These winners of the DBS Foundation Social Enterprise Grant Programme are making a difference in agriculture
In this series on safeguarding Asia’s future, we look at the innovative solutions being developed by social enterprises supported by the DBS Foundation, through its Social Enterprise Grant Programme The full set of stories is available here.
Edible gardens. Eco-friendly pest control services. Products and service to lower the use of synthetic pesticides. These are some innovative solutions that winners of the 2017 DBS Foundation Social Enterprise Grant Programme are undertaking to improve agriculture in Asia. Read on to find out about the issues they seek to address, their successes and inspirations!
Edible Garden City
Edible Garden City champions the “grow-your- own-food” movement and reduces food waste by incorporating natural systems with technology such as hydroponics, aquaponics and insect farming.
With a team of people from all walks of life – former engineers and bankers, retirees and adults with special needs, for instance – the social enterprise builds and maintains edible gardens for hotels, schools, restaurants, commercial buildings and private clients.
The enterprise’s first school farm project was with Pathlight School in Singapore – a school for children with autism. The team helped build and maintain the garden, as well as design the farming curriculum for student to receive vocational training in farming.
The goal is to help cities become more self-sufficient by growing food in underused spaces like rooftops and under viaducts. The DBS Foundation’s social enterprise grant will be used to develop and scale microgreens and mushroom production, and for the development of closed-loop agriculture systems.
Co-founder Bjorn Low, who used to work in advertising, shares about Edible Garden City in the video here.
Pandawa Agri Indonesia

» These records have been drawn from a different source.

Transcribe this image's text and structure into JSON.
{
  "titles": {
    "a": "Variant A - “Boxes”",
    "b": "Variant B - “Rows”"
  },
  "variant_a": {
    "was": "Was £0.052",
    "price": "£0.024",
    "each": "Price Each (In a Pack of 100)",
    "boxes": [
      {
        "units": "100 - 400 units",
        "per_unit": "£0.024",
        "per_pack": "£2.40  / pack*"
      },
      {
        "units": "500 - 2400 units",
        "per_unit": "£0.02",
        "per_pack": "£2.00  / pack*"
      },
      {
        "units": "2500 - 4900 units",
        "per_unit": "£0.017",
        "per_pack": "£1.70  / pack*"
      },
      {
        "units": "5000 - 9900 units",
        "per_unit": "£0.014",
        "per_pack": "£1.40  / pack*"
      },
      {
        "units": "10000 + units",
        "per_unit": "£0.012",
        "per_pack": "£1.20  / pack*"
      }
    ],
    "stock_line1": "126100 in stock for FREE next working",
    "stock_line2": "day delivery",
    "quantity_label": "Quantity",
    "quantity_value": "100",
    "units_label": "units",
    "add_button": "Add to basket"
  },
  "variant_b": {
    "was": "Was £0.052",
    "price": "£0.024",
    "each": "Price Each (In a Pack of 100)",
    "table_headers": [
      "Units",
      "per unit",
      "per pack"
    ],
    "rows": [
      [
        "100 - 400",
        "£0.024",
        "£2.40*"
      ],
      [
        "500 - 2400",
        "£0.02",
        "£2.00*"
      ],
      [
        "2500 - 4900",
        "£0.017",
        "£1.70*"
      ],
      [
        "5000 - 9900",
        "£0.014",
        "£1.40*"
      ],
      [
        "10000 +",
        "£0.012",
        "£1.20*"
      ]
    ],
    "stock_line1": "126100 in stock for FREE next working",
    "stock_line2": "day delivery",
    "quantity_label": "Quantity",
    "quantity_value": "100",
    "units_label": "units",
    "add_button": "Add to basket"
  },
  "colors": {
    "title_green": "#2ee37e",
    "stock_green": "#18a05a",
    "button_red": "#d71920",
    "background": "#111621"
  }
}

Pandawa Agri Indonesia (PAI) offers research-based products & services to support sustainable agricultural practice in Indonesia. The social enterprise works with farmers to educate them on the negative effects of a high pesticide application, and trains young people as “Agriculture Ambassadors” for sustainable agriculture.
The DBS Foundation’s social enterprise grant will be used to set up a new production facility increasing their capacity to meet market demand. We speak with Kukuh Roxa PH, CEO.
What issues do you seek to address?
We want to reduce the overuse of synthetic pesticides in agriculture by 50%. Countless studies show that a number of pesticides, even when used within legal levels, can cause neurotoxicity and do serious damage to humans, especially children.
Synthetic chemicals also hinder plants’ absorption of essential nutrients and beneficial microbes. Farmers must then use more synthetic fertilisers and pesticides, increasing their cost. In addition, the residue from pesticides also negatively impacts pollinator agents such as bees.
What have been some of your successes?
While regulations have limited the use of pesticides in the palm oil industry, farmers and companies have trouble reducing the levels of synthetic pesticides because the alternatives are not economically scalable. Our innovation can solve this problem.
Our “Weed Solution” and “Pest Solution” can reduce by half the dosage of almost any commonly used pesticide. Our solutions can also offer cost savings up to 30%.
We are doing tests with pesticide researchers and experts from Bogor Agricultural University to prove our products are environmentally-friendly with no toxicity. The soil samples tested show pesticide residue down by more than 50% compared to full pesticide application; in several tests, the residue is not even detected.
We are now trying to expand our impact to staple food and horticulture farmers. Farmers also benefit with less side effects from synthetic pesticides, such as breathing difficulty.